Australia’s largest steelmaker BlueScope has signaled its intention to reinvest record profits into capital works including extensive carbon abatement programs.
- BlueScope records a record $2.8 billion full-year profit
- The company intends to push ahead with a $1 billion reline of its No.6 blast furnace in the Illawarra
- Chief executive Mark Vassella says the strong profit will enable the company to continue to invest in new technologies such as hydrogen electrolysers
BlueScope posted today a full-year profit after tax of $2.8 billion for last financial year — a 135 per cent increase on 2020-21 and the company’s best-ever profit result.
Managing director and chief executive Mark Vassella said the result reflected strong demand in Australia and the United States for building and construction products.
“We have seen building and construction continue to be strong, residential housing, industrial commercial have been strong,” Mr Vassella said.
“Some of the stimulus work that was put in as we went into the pandemic, the home builder programs for example, we have been the beneficiaries of that.”
Mr Vassella said the result would enable the company to continue to invest $1 billion in its Port Kembla blast furnace reline project to modernize its raw steelmaking technology.
The outlay will cover investment in decarbonisation via new technologies such as hydrogen electrolysers and work with miner Rio Tinto to produce new types of iron.
“We have things we can do every day to continue to improve our energy use, continue to reduce our greenhouse gas emissions but we’re also investing in some of the longer-term breakthrough technologies that aren’t yet technically or commercially viable,” he said.
Will work with government on emissions
As one of Australia’s top 20 carbon emitters, BlueScope would be impacted by a foreshadowed tightening of the federal government’s safeguard mechanism, which is a way to rein in national emissions and meet legislated targets.
“We are well prepared to deal with the safeguard mechanisms,” Mr Vassella said.
“We have got a very strong relationship with the Labor government given where we are in the Illawarra, I am encouraged by the ACCC (Australian Competition and Consumer Commission) report, the messages that are coming from the new federal government.”
Mr Vassella said the company’s focus would be on emission reductions rather than offsets in order to meet targets.
“I am not saying we would never use offsets, but our primary focus is around direct abatement,” he said.

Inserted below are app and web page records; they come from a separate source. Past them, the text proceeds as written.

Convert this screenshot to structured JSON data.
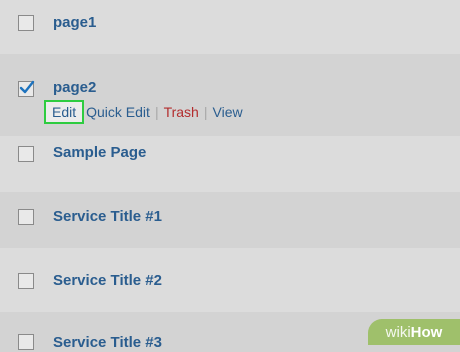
{
  "rows": [
    {
      "title": "page1",
      "checked": false
    },
    {
      "title": "page2",
      "checked": true
    },
    {
      "title": "Sample Page",
      "checked": false
    },
    {
      "title": "Service Title #1",
      "checked": false
    },
    {
      "title": "Service Title #2",
      "checked": false
    },
    {
      "title": "Service Title #3",
      "checked": false
    }
  ],
  "row_actions": {
    "edit": "Edit",
    "quick_edit": "Quick Edit",
    "trash": "Trash",
    "view": "View",
    "separator": "|"
  },
  "watermark": {
    "wiki": "wiki",
    "how": "How"
  },
  "colors": {
    "link": "#2a5d8f",
    "trash": "#b32d2e",
    "highlight": "#2ecc40",
    "watermark_bg": "#9fc06b"
  }
}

“We’re not the sort of organization that is going to be shopping around and looking for cheap or low-quality offsets.
“Our focus is more around how do we directly abate and reduce the amount of carbon that we produce.”